## TASK GOAL
Which lines in the data below contain the word "sklepie"? Pull each of them out.

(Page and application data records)
----

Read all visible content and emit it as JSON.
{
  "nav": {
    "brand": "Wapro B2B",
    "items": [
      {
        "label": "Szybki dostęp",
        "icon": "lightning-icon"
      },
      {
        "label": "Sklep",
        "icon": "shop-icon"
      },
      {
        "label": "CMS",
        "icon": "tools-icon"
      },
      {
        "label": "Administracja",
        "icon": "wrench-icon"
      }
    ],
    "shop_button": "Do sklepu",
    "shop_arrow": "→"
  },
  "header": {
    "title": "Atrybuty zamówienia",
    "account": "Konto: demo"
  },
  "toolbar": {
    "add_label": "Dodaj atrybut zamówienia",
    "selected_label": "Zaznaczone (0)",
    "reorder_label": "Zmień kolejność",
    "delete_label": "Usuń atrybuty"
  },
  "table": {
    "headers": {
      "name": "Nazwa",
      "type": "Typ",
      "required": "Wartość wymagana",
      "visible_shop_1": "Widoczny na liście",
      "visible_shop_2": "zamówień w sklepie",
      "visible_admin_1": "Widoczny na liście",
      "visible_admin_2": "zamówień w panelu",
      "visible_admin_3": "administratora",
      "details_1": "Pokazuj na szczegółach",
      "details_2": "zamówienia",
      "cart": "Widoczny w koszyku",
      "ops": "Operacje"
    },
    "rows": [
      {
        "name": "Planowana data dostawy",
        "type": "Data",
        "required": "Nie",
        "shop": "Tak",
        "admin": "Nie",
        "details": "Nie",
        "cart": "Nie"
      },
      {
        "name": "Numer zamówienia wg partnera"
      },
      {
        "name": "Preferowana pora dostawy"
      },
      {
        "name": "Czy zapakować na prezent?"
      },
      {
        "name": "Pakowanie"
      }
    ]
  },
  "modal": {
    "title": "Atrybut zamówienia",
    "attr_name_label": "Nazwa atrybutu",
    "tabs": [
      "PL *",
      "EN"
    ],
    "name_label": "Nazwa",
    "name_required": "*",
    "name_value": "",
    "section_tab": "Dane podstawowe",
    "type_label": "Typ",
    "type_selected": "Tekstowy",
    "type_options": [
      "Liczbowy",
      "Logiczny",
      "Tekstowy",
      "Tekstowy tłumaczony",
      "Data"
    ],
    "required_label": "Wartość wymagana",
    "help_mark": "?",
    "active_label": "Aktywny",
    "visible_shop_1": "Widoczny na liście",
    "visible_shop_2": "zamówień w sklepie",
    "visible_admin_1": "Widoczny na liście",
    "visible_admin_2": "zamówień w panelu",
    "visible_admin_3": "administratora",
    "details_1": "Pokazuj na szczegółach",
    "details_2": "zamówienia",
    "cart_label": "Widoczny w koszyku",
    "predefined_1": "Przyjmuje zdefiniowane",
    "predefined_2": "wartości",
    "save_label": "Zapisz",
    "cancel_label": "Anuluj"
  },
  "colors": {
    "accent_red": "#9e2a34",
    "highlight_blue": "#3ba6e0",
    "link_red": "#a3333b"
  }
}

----

## RESULT
      "visible_shop_2": "zamówień w sklepie",
    "visible_shop_2": "zamówień w sklepie",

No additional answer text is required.